Goodman growth powered by robots as data storage demand booms

The next phase of growth for industrial property juggernaut Goodman will be generated by robots, as the rise in demand for artificial intelligence will see the development of a vast number of data storage centres across its global platform.

Repatriating its $1 billion land bank in areas such as North Ryde in Sydney into build-to-rent developments that will then be sold to an operator is also on the group’s agenda.

Goodman’s forecast 9 per cent earnings growth for the coming year comes as office and residential portfolios have copped a hit with valuation downgrades, but sheds – the ugly ducklings of the commercial property world – are soaring.

An artist’s impression of a data centre Goodman is developing in Amsterdam.
An artist’s impression of a data centre Goodman is developing in Amsterdam.

As its major clients including Amazon need more “powered sheds”, Goodman will focus on developing high-tech energy-efficient warehouses, most of which will be high-rise due to the scarcity of land.

“Significant growth in data storage and AI in particular, is driving data-centre demand, which is now 30 per cent of our $13 billion development workbook”

Goodman CEO Greg Goodman

Goodman co-founder and chief executive Greg Goodman said data centres already account for about 30 per cent of its global $13 billion development work in progress and that will increase with the use of AI and need for data storage.

“Significant growth in data storage and AI in particular, is driving data-centre demand … and importantly we have a pipeline of over 3GW which has significant value over time,” Goodman said.

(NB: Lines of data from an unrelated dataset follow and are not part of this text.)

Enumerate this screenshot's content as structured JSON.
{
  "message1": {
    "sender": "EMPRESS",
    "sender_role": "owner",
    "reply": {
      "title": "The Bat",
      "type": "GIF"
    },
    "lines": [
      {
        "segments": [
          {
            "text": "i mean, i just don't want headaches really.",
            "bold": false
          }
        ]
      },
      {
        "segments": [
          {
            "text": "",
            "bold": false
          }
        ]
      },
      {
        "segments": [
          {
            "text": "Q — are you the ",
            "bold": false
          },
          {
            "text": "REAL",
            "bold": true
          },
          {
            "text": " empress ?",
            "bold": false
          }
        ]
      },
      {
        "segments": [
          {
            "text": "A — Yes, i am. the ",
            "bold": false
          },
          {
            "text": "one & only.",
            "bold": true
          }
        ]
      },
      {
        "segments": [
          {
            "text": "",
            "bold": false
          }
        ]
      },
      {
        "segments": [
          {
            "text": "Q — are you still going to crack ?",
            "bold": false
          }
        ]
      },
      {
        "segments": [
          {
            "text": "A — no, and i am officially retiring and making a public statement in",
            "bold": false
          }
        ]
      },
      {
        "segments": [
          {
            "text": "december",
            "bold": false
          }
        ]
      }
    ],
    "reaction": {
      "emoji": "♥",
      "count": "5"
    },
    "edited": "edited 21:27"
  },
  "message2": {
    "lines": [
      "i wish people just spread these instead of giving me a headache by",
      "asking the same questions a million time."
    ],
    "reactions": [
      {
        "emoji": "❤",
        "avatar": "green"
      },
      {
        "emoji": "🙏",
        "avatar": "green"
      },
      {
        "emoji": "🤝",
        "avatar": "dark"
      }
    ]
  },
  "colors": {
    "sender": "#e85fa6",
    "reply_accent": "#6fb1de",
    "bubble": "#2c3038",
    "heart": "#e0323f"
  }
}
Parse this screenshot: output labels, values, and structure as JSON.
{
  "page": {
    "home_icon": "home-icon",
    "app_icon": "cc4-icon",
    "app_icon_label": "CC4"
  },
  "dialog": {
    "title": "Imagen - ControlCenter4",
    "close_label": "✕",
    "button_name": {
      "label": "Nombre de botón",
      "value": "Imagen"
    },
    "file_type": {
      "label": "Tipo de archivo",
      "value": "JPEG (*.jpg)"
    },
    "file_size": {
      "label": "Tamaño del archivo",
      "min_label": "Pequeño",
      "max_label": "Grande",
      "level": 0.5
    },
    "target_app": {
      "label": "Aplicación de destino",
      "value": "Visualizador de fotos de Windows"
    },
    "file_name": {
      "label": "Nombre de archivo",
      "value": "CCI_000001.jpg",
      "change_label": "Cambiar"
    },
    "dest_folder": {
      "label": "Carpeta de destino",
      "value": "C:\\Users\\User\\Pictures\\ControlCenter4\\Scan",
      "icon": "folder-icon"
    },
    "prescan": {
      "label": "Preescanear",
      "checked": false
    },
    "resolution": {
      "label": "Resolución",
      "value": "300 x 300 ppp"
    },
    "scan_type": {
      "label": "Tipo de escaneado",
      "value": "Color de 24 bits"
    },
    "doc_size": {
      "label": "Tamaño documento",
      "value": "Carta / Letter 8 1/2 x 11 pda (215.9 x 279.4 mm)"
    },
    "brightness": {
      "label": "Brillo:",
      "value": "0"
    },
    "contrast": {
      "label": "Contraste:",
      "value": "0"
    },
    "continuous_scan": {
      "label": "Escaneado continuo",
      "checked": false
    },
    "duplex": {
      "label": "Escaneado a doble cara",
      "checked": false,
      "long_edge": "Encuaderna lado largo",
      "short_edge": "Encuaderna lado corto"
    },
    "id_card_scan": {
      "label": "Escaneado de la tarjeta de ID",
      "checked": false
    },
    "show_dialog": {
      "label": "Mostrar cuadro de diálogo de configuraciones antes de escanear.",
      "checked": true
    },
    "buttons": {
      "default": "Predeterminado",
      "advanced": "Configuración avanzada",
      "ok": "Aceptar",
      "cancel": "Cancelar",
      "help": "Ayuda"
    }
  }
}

“We are looking at the former ABC site at Artarmon for a new data centre and at North Ryde.”

A gigawatt (GW) is a unit of power, and it is equal to one billion watts. Three gigawatts is enough to power more than 650,000 homes.


The ASX-listed $37.2 billion Goodman is the largest property group on the market. In the 2023 year it increased its funds under management by 11 per cent to $76.3 billion and has bumped its capital partners from 16 to 20, being a range of superannuation, pension and sovereign funds.

In the year to June 30, the group posted an operating profit of $1.76 billion, up 17 per cent on the prior years, and has forecast a 9 per cent growth in earnings for the coming year, in line with market expectations. This is equal to an earning share of 94.3¢ up 16 per cent on the 2022 year, and ahead of recent guidance.

Winston Sammut, property director at Euree Asset Management, said the Goodman result has delivered on a positive across most, if not all, the metrics currently in focus.

“Development margins are holding up well and balance sheet gearing remains low at 8.3 per cent, placing Goodman in a sound position to take advantage of opportunities as and when they materialise. As has been the case in the past, it is expected that the group will deliver over and above its stated guidance of 9 per cent growth in 2024,” Sammut said.

Included in the development pipeline is the massive land bank that Goodman has amassed and is located in its gateway cities across the world. In Australia, this is in the north-west of Sydney and the tightly held fringe suburbs of Melbourne.

Goodman said these land holdings are “ripe” for development in the burgeoning build-to-rent sector, which is seen as an affordable housing option.

“We have the land, and we will clear it, get the planning and zoning in place, then hand it over to an operator who will go and do their business which is building it, managing it and eventually owning it,” Goodman said.

Goodman declared a final distribution of 15¢, payable on August 25.

The share price is up 3.6 per cent to $20.46.

Most Viewed in Business

Source: Thanks